= Beginning of Section =

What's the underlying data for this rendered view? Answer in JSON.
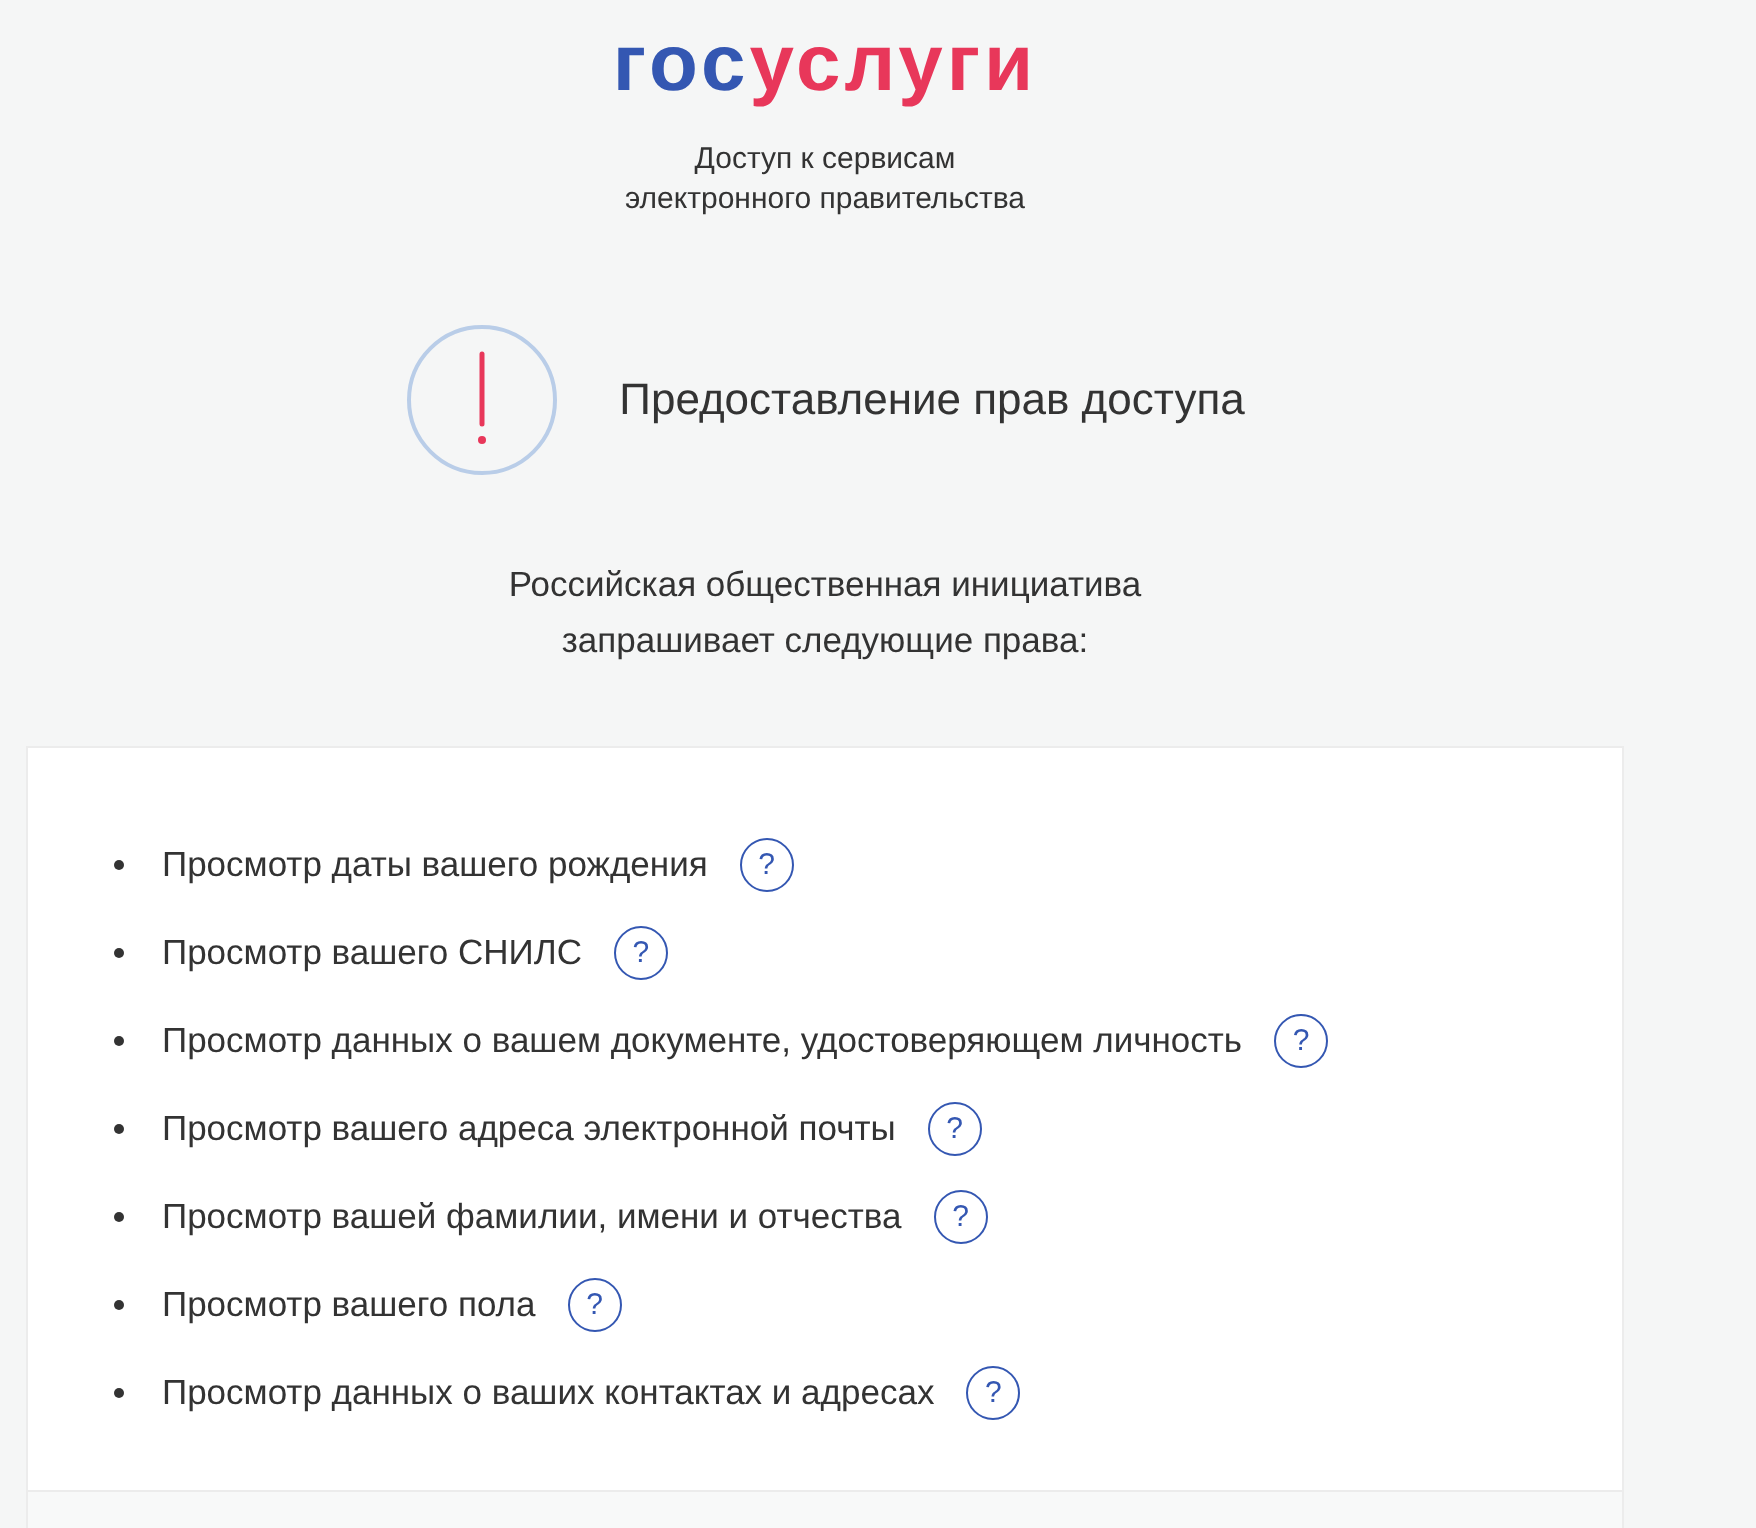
{
  "logo": {
    "parts": [
      {
        "text": "гос",
        "color": "#3457b2"
      },
      {
        "text": "услуги",
        "color": "#e8375a"
      }
    ]
  },
  "tagline": "Доступ к сервисам электронного правительства",
  "header": {
    "title": "Предоставление прав доступа"
  },
  "request_text": "Российская общественная инициатива запрашивает следующие права:",
  "permissions": [
    {
      "label": "Просмотр даты вашего рождения",
      "help": "?"
    },
    {
      "label": "Просмотр вашего СНИЛС",
      "help": "?"
    },
    {
      "label": "Просмотр данных о вашем документе, удостоверяющем личность",
      "help": "?"
    },
    {
      "label": "Просмотр вашего адреса электронной почты",
      "help": "?"
    },
    {
      "label": "Просмотр вашей фамилии, имени и отчества",
      "help": "?"
    },
    {
      "label": "Просмотр вашего пола",
      "help": "?"
    },
    {
      "label": "Просмотр данных о ваших контактах и адресах",
      "help": "?"
    }
  ]
}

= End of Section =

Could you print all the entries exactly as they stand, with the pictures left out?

What's the underlying data for this rendered view? Answer in JSON.
{
  "logo": {
    "parts": [
      {
        "text": "гос",
        "color": "#3457b2"
      },
      {
        "text": "услуги",
        "color": "#e8375a"
      }
    ]
  },
  "tagline": "Доступ к сервисам электронного правительства",
  "header": {
    "title": "Предоставление прав доступа"
  },
  "request_text": "Российская общественная инициатива запрашивает следующие права:",
  "permissions": [
    {
      "label": "Просмотр даты вашего рождения",
      "help": "?"
    },
    {
      "label": "Просмотр вашего СНИЛС",
      "help": "?"
    },
    {
      "label": "Просмотр данных о вашем документе, удостоверяющем личность",
      "help": "?"
    },
    {
      "label": "Просмотр вашего адреса электронной почты",
      "help": "?"
    },
    {
      "label": "Просмотр вашей фамилии, имени и отчества",
      "help": "?"
    },
    {
      "label": "Просмотр вашего пола",
      "help": "?"
    },
    {
      "label": "Просмотр данных о ваших контактах и адресах",
      "help": "?"
    }
  ]
}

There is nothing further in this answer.